Page and application data records
>>
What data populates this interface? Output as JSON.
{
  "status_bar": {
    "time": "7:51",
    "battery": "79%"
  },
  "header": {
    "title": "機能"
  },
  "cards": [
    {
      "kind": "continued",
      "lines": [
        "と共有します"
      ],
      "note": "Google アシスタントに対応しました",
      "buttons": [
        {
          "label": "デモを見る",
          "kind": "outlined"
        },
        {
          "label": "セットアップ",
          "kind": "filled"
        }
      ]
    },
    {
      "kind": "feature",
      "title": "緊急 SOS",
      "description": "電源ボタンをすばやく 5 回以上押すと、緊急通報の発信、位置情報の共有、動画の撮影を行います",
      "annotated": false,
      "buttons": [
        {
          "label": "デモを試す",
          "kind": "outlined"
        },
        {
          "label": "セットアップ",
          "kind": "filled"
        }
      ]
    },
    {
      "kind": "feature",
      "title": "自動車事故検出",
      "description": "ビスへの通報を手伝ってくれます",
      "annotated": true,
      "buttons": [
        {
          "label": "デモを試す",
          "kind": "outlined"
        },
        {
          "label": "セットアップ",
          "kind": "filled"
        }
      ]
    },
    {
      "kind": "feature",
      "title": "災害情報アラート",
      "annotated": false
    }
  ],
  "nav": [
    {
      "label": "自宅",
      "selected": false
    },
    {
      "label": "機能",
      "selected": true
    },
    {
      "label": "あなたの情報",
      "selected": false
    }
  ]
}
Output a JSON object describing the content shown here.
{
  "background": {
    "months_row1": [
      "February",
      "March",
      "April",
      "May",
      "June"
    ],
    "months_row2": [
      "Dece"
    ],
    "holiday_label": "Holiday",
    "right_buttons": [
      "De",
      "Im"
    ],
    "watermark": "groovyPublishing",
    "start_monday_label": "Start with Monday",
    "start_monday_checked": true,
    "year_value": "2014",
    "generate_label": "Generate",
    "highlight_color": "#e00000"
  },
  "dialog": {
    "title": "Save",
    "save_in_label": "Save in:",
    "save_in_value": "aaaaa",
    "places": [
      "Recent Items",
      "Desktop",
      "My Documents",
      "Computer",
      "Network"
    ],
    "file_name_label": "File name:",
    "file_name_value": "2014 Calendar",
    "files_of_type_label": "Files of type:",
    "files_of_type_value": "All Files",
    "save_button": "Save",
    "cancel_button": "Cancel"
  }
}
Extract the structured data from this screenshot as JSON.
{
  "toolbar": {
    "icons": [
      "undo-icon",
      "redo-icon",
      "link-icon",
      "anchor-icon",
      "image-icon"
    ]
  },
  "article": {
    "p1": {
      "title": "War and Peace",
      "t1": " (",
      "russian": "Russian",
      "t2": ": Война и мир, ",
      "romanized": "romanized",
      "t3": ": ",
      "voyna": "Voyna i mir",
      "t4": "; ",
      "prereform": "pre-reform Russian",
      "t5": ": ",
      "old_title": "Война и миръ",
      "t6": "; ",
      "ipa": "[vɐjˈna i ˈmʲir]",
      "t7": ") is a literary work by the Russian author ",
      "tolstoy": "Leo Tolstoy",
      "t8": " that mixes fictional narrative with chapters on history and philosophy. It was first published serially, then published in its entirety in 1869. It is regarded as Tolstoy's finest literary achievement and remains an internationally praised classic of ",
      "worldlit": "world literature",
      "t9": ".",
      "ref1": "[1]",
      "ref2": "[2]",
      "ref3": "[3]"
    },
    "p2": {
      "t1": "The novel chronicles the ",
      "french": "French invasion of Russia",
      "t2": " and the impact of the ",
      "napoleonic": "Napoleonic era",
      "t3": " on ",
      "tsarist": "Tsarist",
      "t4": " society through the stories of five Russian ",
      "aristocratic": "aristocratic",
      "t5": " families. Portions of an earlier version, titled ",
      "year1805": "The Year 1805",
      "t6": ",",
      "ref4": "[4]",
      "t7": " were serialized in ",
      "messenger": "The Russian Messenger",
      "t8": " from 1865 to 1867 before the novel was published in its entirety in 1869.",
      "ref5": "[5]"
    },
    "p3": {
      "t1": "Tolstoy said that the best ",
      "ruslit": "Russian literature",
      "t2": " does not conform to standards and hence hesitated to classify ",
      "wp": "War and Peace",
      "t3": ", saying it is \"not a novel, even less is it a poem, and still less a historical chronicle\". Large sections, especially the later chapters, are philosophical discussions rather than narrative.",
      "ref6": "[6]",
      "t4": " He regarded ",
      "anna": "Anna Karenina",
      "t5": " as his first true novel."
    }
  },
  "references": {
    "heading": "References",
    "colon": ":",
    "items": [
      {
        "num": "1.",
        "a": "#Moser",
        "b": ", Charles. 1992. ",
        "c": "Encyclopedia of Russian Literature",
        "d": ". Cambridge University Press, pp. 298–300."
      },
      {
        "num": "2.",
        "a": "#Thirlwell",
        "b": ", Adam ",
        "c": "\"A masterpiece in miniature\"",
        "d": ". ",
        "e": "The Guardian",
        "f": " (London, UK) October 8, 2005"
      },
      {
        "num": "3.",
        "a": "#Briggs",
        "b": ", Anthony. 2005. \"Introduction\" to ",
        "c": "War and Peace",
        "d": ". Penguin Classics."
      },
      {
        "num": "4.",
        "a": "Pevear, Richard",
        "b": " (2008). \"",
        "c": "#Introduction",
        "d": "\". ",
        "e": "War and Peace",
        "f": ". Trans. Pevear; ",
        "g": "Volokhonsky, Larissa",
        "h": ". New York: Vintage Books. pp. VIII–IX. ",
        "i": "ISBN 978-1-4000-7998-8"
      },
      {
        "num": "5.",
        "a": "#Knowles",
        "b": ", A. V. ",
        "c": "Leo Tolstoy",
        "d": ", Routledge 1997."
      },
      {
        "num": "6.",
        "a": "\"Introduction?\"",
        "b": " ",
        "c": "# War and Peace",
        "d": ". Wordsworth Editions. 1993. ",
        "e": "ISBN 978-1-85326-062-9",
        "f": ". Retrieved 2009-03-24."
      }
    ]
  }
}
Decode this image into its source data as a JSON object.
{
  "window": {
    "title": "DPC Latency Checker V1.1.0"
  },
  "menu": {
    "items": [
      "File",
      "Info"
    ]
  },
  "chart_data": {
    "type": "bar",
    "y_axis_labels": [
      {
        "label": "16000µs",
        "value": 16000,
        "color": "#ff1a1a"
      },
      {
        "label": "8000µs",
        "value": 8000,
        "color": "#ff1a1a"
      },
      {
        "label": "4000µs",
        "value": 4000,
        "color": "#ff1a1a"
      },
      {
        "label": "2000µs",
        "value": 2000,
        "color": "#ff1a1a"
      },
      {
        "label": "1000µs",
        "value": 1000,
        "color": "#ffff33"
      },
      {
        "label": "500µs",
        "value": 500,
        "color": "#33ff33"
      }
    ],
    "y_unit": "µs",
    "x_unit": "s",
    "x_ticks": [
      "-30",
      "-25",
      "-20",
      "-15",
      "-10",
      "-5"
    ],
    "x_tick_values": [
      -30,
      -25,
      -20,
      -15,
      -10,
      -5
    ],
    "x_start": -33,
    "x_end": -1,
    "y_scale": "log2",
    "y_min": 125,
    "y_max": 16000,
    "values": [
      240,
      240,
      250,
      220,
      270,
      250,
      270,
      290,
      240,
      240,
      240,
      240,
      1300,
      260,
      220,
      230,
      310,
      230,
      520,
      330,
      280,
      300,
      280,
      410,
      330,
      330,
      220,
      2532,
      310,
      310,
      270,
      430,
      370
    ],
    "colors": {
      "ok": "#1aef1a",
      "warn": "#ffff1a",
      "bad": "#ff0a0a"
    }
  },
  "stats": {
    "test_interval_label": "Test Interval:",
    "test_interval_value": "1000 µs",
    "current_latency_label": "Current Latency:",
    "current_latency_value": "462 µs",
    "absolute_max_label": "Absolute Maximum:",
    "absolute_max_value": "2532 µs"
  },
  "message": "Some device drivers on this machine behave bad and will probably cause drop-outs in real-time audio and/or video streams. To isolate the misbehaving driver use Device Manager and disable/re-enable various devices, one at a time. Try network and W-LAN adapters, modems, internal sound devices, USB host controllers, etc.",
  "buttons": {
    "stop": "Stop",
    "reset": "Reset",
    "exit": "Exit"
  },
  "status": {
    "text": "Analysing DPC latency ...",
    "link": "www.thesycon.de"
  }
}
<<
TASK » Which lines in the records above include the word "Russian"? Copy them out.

TASK ANSWER »
      "russian": "Russian",
      "prereform": "pre-reform Russian",
      "t7": ") is a literary work by the Russian author ",
      "t4": " society through the stories of five Russian ",
      "messenger": "The Russian Messenger",
      "ruslit": "Russian literature",
        "c": "Encyclopedia of Russian Literature",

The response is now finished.